EXERCISE -
What number of lines in the data below contain the string "JSON"? Answer with that number alone.

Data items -
++++++

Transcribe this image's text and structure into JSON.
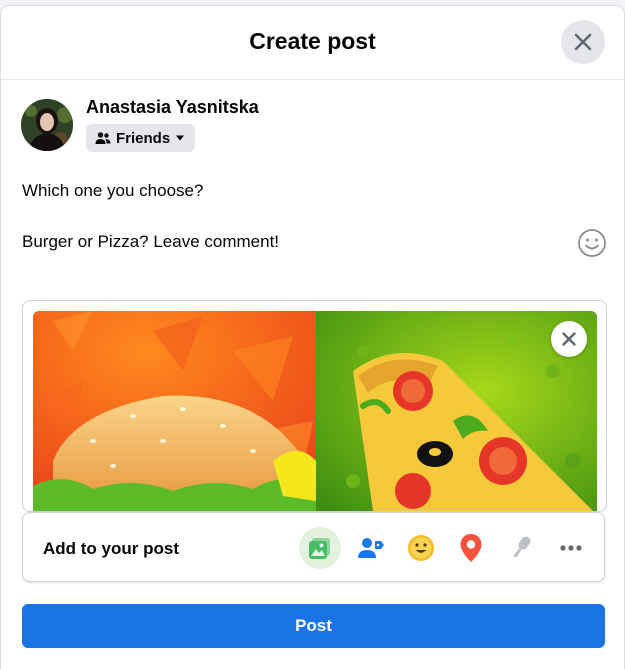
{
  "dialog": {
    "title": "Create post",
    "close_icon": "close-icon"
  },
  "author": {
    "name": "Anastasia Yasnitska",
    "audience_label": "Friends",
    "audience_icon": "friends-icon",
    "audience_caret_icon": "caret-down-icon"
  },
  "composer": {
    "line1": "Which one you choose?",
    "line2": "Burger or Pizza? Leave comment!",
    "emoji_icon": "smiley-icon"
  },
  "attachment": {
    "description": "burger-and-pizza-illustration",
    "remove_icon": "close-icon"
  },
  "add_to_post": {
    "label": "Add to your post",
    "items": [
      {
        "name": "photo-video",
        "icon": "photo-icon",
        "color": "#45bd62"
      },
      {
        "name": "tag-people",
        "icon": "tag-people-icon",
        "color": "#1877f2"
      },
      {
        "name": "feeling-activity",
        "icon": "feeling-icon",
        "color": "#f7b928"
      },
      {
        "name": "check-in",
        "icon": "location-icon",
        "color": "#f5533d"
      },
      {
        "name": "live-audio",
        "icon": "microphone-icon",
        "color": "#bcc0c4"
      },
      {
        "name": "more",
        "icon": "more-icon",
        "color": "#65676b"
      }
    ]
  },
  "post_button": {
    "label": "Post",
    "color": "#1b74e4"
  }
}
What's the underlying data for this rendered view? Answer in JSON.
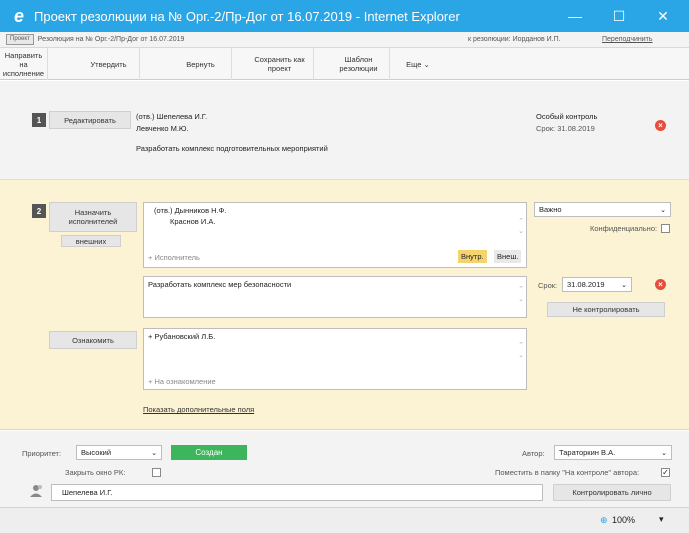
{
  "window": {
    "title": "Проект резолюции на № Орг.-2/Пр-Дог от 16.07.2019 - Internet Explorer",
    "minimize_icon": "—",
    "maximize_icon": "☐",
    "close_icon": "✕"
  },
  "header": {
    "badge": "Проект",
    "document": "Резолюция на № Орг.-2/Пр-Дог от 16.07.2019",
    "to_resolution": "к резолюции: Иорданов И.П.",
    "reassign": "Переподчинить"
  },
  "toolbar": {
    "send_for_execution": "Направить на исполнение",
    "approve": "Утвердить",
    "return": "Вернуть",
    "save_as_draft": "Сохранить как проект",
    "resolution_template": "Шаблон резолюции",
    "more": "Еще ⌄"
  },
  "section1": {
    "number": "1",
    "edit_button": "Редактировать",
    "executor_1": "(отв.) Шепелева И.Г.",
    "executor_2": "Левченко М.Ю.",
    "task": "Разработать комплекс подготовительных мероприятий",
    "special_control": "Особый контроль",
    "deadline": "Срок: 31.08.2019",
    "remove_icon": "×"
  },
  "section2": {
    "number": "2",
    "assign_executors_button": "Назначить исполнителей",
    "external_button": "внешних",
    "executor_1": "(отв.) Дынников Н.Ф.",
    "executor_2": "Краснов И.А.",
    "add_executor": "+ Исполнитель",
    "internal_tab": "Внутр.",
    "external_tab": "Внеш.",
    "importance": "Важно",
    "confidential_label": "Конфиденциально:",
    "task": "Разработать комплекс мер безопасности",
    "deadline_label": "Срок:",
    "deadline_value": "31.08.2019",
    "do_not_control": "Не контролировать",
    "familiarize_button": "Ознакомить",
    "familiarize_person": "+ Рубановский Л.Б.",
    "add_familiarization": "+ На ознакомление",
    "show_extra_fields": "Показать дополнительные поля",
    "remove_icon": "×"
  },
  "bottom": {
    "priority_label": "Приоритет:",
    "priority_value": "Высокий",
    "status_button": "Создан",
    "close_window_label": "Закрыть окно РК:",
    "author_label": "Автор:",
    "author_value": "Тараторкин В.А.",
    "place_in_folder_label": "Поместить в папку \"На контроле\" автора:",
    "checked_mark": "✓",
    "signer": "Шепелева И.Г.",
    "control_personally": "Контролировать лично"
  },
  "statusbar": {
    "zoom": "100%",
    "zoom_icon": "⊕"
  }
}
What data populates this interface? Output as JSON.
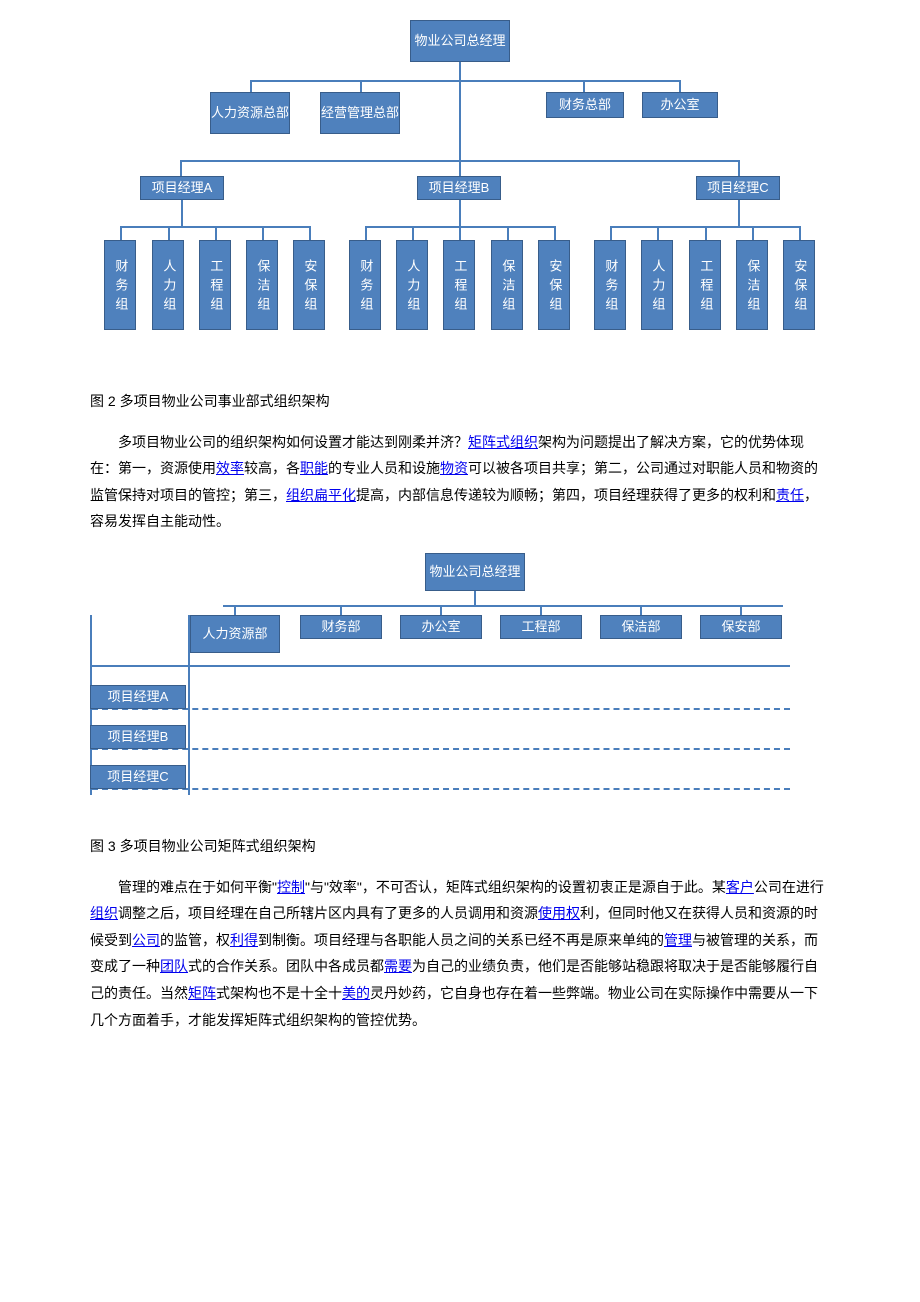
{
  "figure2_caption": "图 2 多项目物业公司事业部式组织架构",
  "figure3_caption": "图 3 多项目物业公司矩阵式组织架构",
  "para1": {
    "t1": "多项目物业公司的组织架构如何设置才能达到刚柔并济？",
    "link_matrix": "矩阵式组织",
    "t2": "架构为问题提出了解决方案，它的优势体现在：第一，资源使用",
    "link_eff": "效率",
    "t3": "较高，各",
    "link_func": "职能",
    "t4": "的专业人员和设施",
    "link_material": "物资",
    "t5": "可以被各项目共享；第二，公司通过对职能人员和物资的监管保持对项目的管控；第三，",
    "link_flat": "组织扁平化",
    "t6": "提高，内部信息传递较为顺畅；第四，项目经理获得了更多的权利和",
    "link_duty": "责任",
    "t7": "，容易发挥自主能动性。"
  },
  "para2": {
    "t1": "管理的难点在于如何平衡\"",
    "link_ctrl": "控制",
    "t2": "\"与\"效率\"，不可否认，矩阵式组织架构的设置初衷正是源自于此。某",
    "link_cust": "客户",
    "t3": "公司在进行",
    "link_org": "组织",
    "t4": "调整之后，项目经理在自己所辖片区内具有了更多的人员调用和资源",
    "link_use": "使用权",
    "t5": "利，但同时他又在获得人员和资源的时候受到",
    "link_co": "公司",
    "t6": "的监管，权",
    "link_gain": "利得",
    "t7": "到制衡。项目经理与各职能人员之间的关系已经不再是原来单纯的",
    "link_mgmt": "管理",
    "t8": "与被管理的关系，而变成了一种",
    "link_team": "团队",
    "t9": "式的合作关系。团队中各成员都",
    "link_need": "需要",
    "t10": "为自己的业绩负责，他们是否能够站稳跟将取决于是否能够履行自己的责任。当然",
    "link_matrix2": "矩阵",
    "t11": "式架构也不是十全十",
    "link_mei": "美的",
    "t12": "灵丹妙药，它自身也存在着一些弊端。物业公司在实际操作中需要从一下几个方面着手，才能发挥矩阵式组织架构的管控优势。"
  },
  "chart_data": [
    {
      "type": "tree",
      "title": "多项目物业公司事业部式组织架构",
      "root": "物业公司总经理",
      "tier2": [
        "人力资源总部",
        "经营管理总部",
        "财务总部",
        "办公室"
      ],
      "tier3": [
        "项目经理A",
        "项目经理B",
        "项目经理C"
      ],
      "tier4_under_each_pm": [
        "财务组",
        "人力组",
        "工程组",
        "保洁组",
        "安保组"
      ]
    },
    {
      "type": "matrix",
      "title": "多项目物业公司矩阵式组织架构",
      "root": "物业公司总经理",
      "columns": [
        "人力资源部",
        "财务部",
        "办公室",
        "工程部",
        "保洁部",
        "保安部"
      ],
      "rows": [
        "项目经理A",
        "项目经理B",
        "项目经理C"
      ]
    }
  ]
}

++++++

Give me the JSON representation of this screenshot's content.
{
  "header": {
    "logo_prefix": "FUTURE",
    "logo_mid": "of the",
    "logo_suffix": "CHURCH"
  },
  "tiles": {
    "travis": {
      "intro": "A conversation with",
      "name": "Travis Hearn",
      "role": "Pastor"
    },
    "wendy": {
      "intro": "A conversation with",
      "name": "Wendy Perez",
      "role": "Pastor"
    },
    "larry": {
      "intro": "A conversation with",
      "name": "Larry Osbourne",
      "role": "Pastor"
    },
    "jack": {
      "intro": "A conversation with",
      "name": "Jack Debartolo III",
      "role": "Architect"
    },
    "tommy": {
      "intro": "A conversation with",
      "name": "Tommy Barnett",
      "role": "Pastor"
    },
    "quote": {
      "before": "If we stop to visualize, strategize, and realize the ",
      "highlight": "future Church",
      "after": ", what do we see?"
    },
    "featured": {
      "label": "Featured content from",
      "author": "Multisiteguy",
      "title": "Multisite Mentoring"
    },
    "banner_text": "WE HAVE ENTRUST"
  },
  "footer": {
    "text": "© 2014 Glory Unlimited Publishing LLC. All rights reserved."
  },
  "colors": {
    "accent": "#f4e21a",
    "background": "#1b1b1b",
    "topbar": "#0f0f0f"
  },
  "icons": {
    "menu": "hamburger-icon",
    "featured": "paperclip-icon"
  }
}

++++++

ANSWER AREA -
4